Core77 has had the pleasure of chronicling New Skins, a workshop led by designer Francis Bitonti, which took place from July 22 to August 8 at Pratt's Digital Arts and Humanities Research Center in Brooklyn, NY. As a pioneer in the digital fashion design space, Bitonti's practice is primarily concerned with the wearable applications of computationally-based design methodologies and cutting-edge manufacturing technologies. His efforts in the classroom are an extension of his work in the studio, a fast-paced, process-centric approach to new and emerging technologies and their potential to yield never-before-scene results.
We've previously published coverage of weeks one and two of the summer intensive, which was sponsored by the Pratt DAHRC, Makerbot and 3D NYC Lab. In addition to the report on the third week and final project, Bitonti has graciously allowed us to present the video documentation of the course as it unfolded this past summer.
By Francis Bitonti Studio
The third week of Francis Bitonti's New Skins: Computional Design for Fashion Workshop at Pratt Institute's Digital Arts and Humanities Research Center brought the students together in the creation of their final garment: the Verlan Dress. All twelve of the students worked together throughout the final week to realize a new design, which integrated different components of the two garments previously selected by the jury at the end of the second week—designer Vito Acconci, fashion designer Jona from INAISCE, and representatives from MakerBot—as chronicled in our Week Two recap.
The students created the geometry for the dress using 3D anatomical models of the human body, then abstracted hidden lines and vectors of the human body (muscles, veins and arteries) into curves that could be manipulated in a 3D modeling environment. The inspiration for turning the body inside out, projecting the interior to the exterior of the body, creating a second skin from what lies underneath led to the name Verlan dress; the French slang word refers to reversing the first and last syllables, turning the word inside out.
Throughout the design process, the students focused on developing a unique formal language that would conform to the body through a procedural algorithm; finding a voice through a new emerging manufacturing paradigm. "We do not want to be teaching technology for the sake of technology," explains Bitonti. "This isn't about training technicians or draftsmen. We are trying to teach students to think through the computer as a medium and develop sensibilities for these new virtual materials."
Computation is now a medium that permeates popular culture. 3D printing enables this link between the physical work and a virtual design environment for designers today. The goal for the New Skins Workshop was to have the students embrace computation as a means of artistic expression. Now, the students are thinking through digital processes to create new culturally relevant and iconic forms.
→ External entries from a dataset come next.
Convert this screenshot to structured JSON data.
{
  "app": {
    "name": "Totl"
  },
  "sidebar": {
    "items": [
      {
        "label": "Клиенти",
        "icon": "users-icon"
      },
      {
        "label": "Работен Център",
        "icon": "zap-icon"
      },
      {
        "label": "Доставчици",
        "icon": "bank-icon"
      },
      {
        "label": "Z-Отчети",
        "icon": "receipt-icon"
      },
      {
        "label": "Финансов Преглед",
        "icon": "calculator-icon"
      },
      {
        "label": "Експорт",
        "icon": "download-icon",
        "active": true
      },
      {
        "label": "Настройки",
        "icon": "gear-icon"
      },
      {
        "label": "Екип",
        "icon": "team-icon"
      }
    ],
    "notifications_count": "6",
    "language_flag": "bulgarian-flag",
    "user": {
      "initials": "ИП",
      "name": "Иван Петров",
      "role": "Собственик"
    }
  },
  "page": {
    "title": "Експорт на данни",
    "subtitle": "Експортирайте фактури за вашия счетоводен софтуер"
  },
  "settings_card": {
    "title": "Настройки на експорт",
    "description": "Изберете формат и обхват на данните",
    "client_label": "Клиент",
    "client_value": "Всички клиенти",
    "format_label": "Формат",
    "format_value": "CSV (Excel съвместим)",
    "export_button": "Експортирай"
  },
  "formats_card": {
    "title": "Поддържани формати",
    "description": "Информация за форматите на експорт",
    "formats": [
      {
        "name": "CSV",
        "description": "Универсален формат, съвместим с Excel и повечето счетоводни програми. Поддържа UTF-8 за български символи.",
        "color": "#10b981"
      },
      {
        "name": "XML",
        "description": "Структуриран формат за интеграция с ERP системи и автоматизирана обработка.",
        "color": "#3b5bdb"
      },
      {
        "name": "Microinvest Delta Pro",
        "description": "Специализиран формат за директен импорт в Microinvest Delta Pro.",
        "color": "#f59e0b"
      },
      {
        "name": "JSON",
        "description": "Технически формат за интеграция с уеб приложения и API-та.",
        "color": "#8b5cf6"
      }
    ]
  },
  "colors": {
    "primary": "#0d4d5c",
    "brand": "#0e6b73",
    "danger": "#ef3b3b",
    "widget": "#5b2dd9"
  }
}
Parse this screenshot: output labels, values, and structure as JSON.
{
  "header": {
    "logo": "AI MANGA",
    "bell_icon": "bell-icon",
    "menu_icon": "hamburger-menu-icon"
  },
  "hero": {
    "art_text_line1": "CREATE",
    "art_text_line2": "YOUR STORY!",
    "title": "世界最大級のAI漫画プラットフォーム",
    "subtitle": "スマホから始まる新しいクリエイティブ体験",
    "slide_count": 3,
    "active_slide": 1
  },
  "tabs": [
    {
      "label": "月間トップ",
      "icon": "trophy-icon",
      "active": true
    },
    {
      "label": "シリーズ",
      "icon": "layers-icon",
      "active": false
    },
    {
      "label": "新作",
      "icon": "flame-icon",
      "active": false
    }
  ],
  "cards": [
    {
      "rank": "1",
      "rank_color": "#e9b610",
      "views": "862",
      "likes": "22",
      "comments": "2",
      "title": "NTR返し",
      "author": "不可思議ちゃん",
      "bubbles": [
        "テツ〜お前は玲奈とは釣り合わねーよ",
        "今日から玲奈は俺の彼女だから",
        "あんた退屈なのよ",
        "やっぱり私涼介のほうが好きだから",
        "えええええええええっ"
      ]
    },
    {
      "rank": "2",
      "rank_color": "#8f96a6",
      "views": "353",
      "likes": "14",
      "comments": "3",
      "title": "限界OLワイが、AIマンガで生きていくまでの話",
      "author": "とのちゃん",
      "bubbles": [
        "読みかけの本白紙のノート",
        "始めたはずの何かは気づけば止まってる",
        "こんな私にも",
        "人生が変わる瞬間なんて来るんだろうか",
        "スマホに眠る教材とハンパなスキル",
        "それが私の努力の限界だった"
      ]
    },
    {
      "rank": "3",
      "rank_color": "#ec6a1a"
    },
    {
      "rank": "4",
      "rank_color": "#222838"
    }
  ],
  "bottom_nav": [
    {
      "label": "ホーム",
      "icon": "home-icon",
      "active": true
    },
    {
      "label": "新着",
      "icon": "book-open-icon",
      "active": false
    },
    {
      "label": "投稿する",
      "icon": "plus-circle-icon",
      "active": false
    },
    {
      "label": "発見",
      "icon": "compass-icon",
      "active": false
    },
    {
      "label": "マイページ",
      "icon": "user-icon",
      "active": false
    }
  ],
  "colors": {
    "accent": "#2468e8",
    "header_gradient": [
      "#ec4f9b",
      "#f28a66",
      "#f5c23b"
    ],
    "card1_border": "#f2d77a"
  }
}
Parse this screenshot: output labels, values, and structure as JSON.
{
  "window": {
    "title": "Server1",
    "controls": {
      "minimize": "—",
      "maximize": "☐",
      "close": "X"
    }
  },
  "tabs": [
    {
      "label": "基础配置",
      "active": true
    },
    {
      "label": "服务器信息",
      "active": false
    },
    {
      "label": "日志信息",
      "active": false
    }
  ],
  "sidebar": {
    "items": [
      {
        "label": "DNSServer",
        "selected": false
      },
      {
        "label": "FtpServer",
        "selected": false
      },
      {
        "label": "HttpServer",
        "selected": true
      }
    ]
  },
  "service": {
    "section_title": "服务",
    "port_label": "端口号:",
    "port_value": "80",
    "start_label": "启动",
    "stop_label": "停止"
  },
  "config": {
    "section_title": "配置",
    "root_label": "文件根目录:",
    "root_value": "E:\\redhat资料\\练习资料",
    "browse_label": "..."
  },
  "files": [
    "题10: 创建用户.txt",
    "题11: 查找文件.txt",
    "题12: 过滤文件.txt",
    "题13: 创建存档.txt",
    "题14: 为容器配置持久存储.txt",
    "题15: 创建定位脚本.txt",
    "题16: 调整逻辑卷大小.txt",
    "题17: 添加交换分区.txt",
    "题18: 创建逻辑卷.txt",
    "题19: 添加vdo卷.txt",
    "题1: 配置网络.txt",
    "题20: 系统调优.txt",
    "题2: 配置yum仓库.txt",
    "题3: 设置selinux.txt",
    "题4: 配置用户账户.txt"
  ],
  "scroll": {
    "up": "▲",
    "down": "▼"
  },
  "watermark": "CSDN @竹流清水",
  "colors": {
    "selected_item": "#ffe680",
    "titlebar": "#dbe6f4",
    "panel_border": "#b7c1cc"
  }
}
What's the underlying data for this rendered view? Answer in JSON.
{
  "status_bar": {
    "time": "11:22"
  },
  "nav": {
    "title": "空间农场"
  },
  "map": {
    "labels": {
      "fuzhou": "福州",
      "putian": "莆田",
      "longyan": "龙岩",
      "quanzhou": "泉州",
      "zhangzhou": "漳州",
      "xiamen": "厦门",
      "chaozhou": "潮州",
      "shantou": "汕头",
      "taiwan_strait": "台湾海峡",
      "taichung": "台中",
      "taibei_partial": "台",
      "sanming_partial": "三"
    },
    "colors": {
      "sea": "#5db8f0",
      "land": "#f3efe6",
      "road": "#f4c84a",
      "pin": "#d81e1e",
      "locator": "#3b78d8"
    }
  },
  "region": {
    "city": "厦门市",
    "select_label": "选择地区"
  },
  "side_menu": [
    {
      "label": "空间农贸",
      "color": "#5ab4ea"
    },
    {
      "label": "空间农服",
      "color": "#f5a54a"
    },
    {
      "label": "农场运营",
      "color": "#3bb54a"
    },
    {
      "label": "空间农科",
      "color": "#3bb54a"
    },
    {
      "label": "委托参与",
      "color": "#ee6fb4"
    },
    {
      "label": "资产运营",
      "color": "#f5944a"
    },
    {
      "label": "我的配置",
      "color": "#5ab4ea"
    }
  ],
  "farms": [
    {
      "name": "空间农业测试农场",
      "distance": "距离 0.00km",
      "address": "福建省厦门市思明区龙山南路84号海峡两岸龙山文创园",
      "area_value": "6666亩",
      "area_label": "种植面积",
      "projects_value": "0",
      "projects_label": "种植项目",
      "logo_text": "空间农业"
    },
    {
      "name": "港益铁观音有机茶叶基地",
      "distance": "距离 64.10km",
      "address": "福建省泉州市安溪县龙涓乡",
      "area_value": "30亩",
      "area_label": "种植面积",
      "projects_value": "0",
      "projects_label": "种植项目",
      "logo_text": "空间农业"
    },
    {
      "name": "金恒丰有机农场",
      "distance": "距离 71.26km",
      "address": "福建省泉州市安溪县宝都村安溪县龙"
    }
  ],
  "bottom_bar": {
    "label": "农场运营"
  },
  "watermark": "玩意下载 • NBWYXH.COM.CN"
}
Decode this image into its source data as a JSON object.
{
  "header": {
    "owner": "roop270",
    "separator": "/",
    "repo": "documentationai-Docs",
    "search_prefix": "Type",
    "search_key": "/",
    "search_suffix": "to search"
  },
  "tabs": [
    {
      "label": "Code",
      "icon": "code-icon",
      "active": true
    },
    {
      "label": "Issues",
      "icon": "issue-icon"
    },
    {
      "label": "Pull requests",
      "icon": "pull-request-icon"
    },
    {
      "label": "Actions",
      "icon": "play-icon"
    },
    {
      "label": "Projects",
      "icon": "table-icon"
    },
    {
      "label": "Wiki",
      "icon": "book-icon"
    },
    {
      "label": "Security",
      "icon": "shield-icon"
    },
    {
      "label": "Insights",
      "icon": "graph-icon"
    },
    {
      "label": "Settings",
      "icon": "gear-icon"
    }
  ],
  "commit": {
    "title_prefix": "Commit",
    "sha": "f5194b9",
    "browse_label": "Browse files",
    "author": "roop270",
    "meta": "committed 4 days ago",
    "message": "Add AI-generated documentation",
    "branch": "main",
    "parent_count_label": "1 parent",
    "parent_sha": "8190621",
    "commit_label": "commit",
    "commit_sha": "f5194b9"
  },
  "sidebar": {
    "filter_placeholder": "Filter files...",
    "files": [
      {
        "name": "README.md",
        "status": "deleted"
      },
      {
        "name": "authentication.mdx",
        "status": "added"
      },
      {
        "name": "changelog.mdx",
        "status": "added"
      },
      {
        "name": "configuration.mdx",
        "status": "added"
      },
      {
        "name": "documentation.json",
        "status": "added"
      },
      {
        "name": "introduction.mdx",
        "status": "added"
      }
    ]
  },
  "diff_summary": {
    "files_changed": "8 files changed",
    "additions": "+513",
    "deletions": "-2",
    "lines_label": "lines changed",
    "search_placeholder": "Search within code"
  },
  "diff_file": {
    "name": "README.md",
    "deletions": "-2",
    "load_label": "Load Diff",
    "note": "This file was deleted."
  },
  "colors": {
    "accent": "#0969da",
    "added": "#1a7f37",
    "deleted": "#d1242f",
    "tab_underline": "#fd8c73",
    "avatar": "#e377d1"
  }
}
What was once Haute Couture is now ready-to-wear.
The entire design was printed on two MakerBots using MakerBot's new Flexible Filament material, which offers more flexibility than traditional 3D printer materials. The Flexible Filament allowed us to produce a flexible, 3D-printed garment that is able to conform the body's movement when worn. The rendering software Lagoa allowed the participants to develop photorealistic 3D images of the dress prior to printing. The lower portion of the garment was crafted using the Flexible Filament material from MakerBot, a stunning display of what is possible in design through 3D printing technology.
Bitonti is impressed with the results. "With new technologies, the design process can now be linked directly to the manufacturing process with no translation, no loss of resolution. It's a very powerful time for designers."
Special Thanks to Pratt DAHRC: HyukJae Henry Yoo, Director; Casey Rehm, Michael Schafler & Arnold Chu, Researchers
Photo Credit: CHRISTRINI
Hair: Junya Nakashima, Makeup: Chrissy O'Donnell
Leonie Tenthof van Noorden